God of freedom, You have set my heart free. Let me bring Your freedom to the world.
 “‘Count off seven sabbath years-seven times seven years-so that the seven sabbath years amount to a period of forty-nine years.  Then have the trumpet sounded everywhere on the tenth day of the seventh month; on the Day of Atonement sound the trumpet throughout your land.  Consecrate the fiftieth year and proclaim liberty throughout the land to all its inhabitants. It shall be a jubilee for you; each of you is to return to your family property and to your own clan.  The fiftieth year shall be a jubilee for you; do not sow and do not reap what grows of itself or harvest the untended vines.  For it is a jubilee and is to be holy for you; eat only what is taken directly from the fields.  “‘In this Year of Jubilee everyone is to return to their own property.  “‘If you sell land to any of your own people or buy land from them, do not take advantage of each other.  You are to buy from your own people on the basis of the number of years since the Jubilee. And they are to sell to you on the basis of the number of years left for harvesting crops.  When the years are many, you are to increase the price, and when the years are few, you are to decrease the price, because what is really being sold to you is the number of crops.  Do not take advantage of each other, but fear your God. I am the LORD your God.

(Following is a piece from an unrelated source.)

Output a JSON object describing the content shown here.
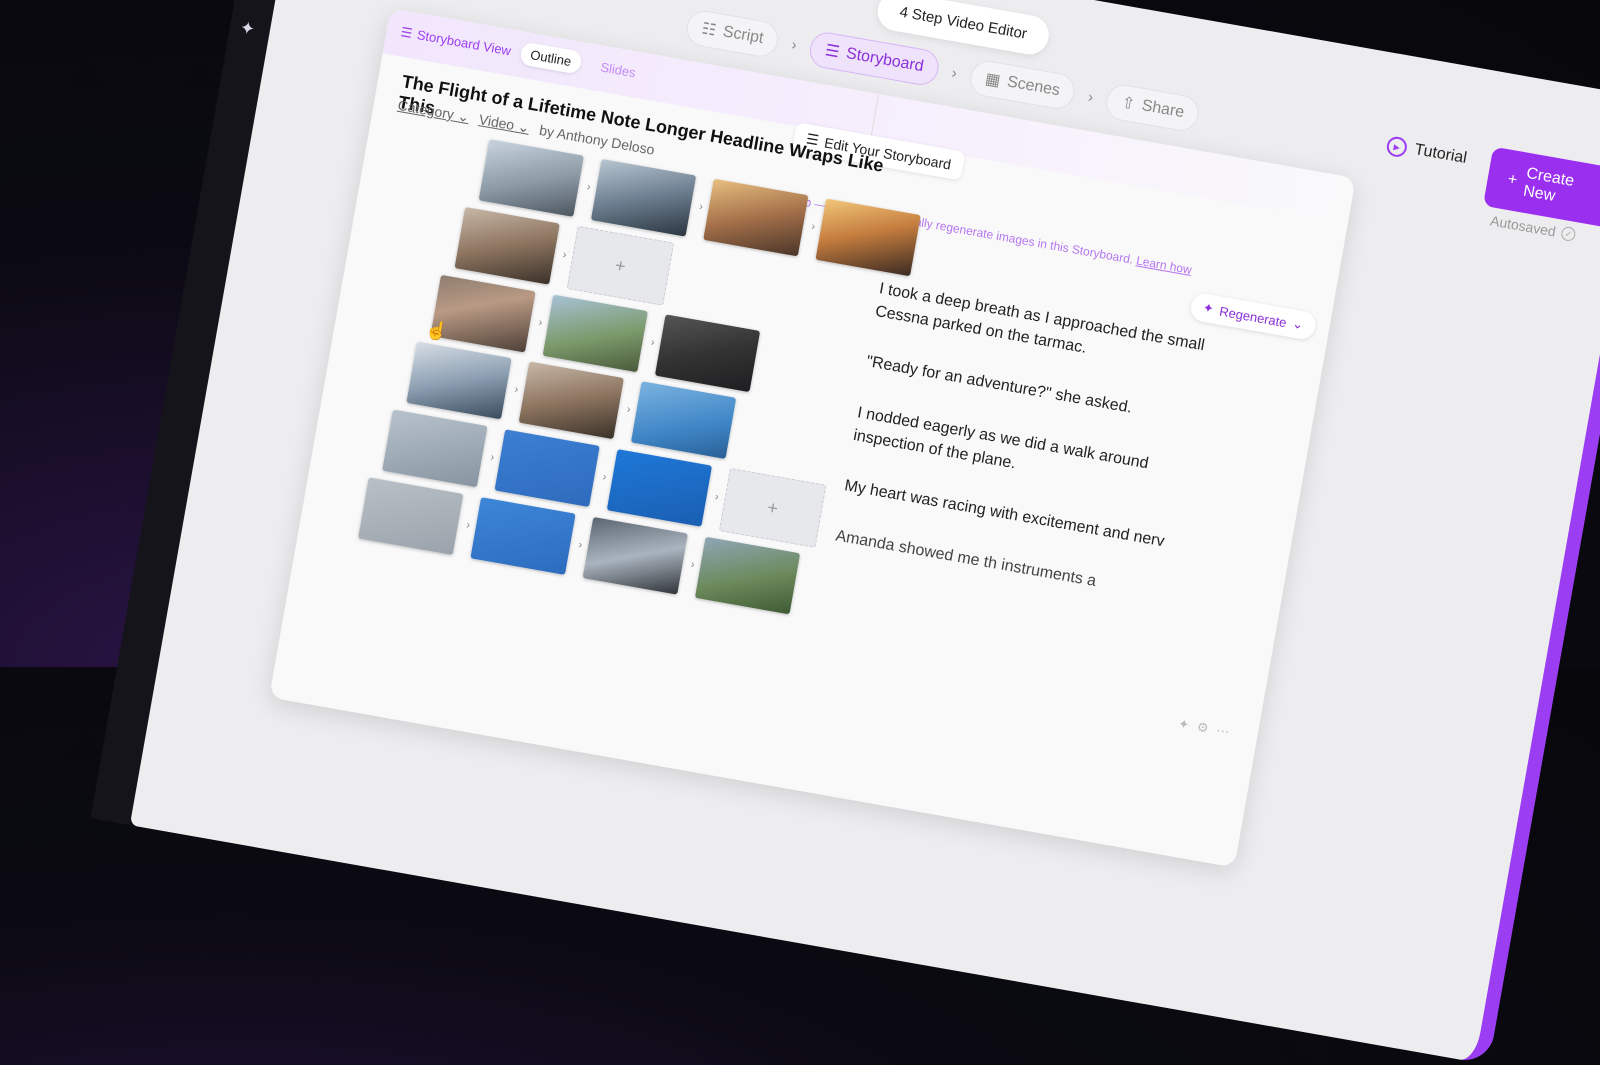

Reflect:What modern actions reflect the heart of Jubilee?
Today’s passage showcases a wonderful, community-wide declaration of liberty. For the Israelites, every fiftieth year would see land returned to original owners, slaves freed, people returning home and a fallow year for the land.
In this way God establishes measures to keep balance in the community of his people. The Jubilee prevented the accumulation of power or possessions to the extent that it damaged others. It ensured that no one was enslaved forever, in debt for a lifetime or inherited poverty.
Jubilee is not solely an Old Testament theme. In Luke 4:18,19 Jesus proclaimed his fulfillment of the familiar text in Isaiah 61 which speaks of the liberation of captives and the year of the Lord’s favor. Today, although the fight against legalized slavery has largely been won, human trafficking, ethical trade and social justice remain prevalent issues in society. But God’s heart has not changed; he is still for freedom–both physical and spiritual. So whether we have little or much (talent, resources, finance, power), we have a responsibility to use what we have for God’s Kingdom and his glory.
God knows how we are made and he knows what is good for us. However, it can be easy to overlook God’s blessings or take them for granted. God ensured that the Israelites received what they needed and also honored him for the grace of his provision.
The weekly Sabbath (3) provided both regular rest and a specific time to honor God in day-to-day life, two things key to their (and our) well-being. God also knows that we can be very quick to forget what he has done for us. So there were specific occasions (4-8) for the Israelites to celebrate and reflect on the history of God’s goodness and provision in their past. This ensured that they did not forget the incredible miracles and deliverance God had given to them, and it renewed their faith for the future.
Of course, God’s goodness and provision is not simply historical, but is ongoing in daily life and work. So an annual feast day celebrating each year’s harvest (9-14) ensured that the people could regularly give the best of themselves and the first of all God had given to them.
Consider the ways in which you can implement the Jubilee principles of justice, peace, compassion and help for the poor.
Righteous and loving God, open my eyes to the enslaved and to my part in bringing freedom.